> **EXERCISE INSTRUCTIONS**:
Leave out the pictures, and retype the remaining data exactly.
Segment Open
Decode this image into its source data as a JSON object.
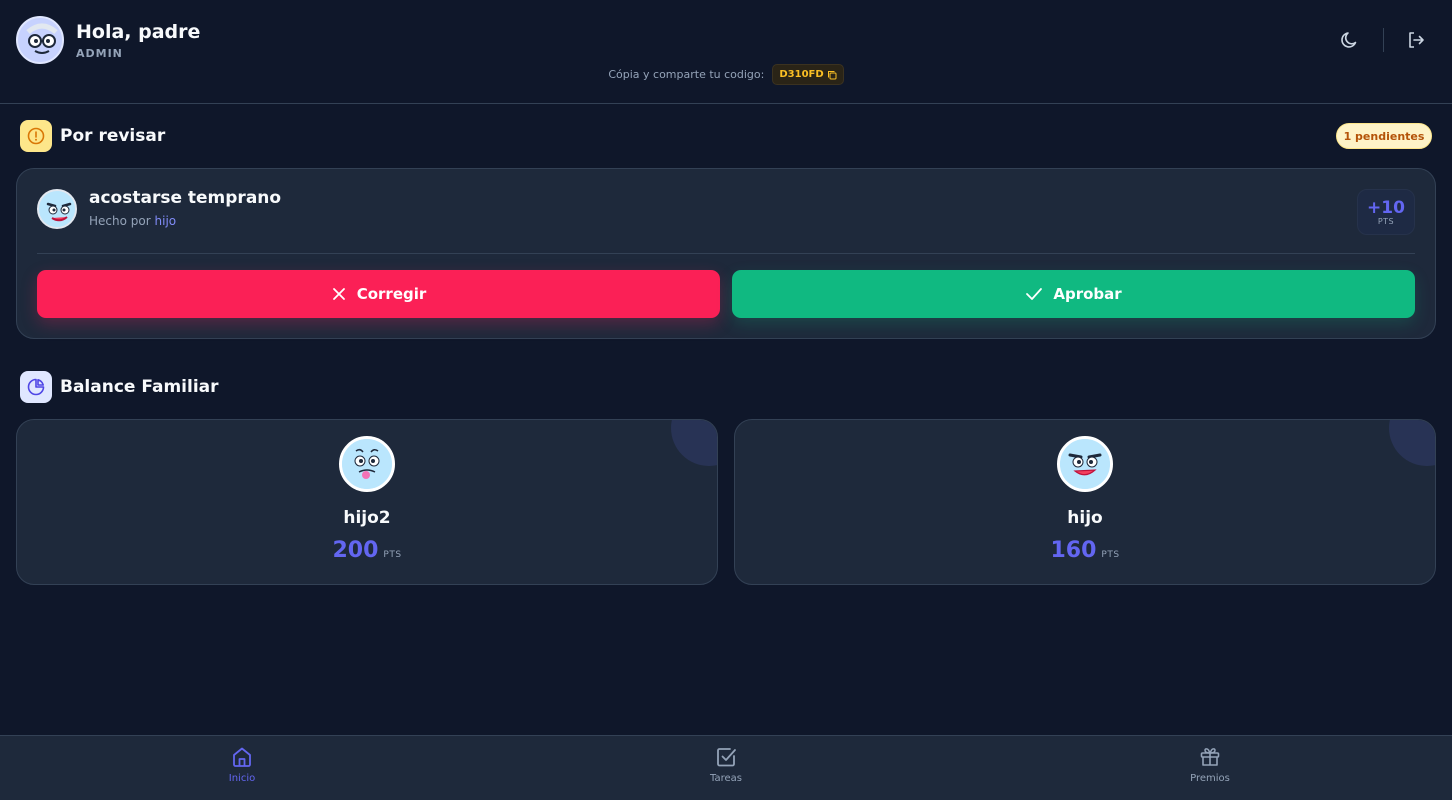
{
  "header": {
    "greeting": "Hola, padre",
    "role": "ADMIN",
    "share_text": "Cópia y comparte tu codigo:",
    "family_code": "D310FD",
    "theme_icon": "moon-icon",
    "logout_icon": "logout-icon"
  },
  "review": {
    "title": "Por revisar",
    "pending_badge": "1 pendientes",
    "task": {
      "name": "acostarse temprano",
      "done_by_prefix": "Hecho por",
      "done_by": "hijo",
      "points": "+10",
      "points_unit": "PTS"
    },
    "correct_label": "Corregir",
    "approve_label": "Aprobar"
  },
  "balance": {
    "title": "Balance Familiar",
    "kids": [
      {
        "name": "hijo2",
        "points": "200",
        "unit": "PTS"
      },
      {
        "name": "hijo",
        "points": "160",
        "unit": "PTS"
      }
    ]
  },
  "nav": {
    "items": [
      {
        "label": "Inicio",
        "icon": "home-icon",
        "active": true
      },
      {
        "label": "Tareas",
        "icon": "checkbox-icon",
        "active": false
      },
      {
        "label": "Premios",
        "icon": "gift-icon",
        "active": false
      }
    ]
  },
  "colors": {
    "background": "#0f172a",
    "card": "#1e293b",
    "accent": "#6366f1",
    "danger": "#fb2056",
    "success": "#10b981",
    "warning": "#fbbf24"
  }
}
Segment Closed
> **TASK SOLUTION**:
Decode this image into its source data as a JSON object.
{
  "header": {
    "greeting": "Hola, padre",
    "role": "ADMIN",
    "share_text": "Cópia y comparte tu codigo:",
    "family_code": "D310FD",
    "theme_icon": "moon-icon",
    "logout_icon": "logout-icon"
  },
  "review": {
    "title": "Por revisar",
    "pending_badge": "1 pendientes",
    "task": {
      "name": "acostarse temprano",
      "done_by_prefix": "Hecho por",
      "done_by": "hijo",
      "points": "+10",
      "points_unit": "PTS"
    },
    "correct_label": "Corregir",
    "approve_label": "Aprobar"
  },
  "balance": {
    "title": "Balance Familiar",
    "kids": [
      {
        "name": "hijo2",
        "points": "200",
        "unit": "PTS"
      },
      {
        "name": "hijo",
        "points": "160",
        "unit": "PTS"
      }
    ]
  },
  "nav": {
    "items": [
      {
        "label": "Inicio",
        "icon": "home-icon",
        "active": true
      },
      {
        "label": "Tareas",
        "icon": "checkbox-icon",
        "active": false
      },
      {
        "label": "Premios",
        "icon": "gift-icon",
        "active": false
      }
    ]
  },
  "colors": {
    "background": "#0f172a",
    "card": "#1e293b",
    "accent": "#6366f1",
    "danger": "#fb2056",
    "success": "#10b981",
    "warning": "#fbbf24"
  }
}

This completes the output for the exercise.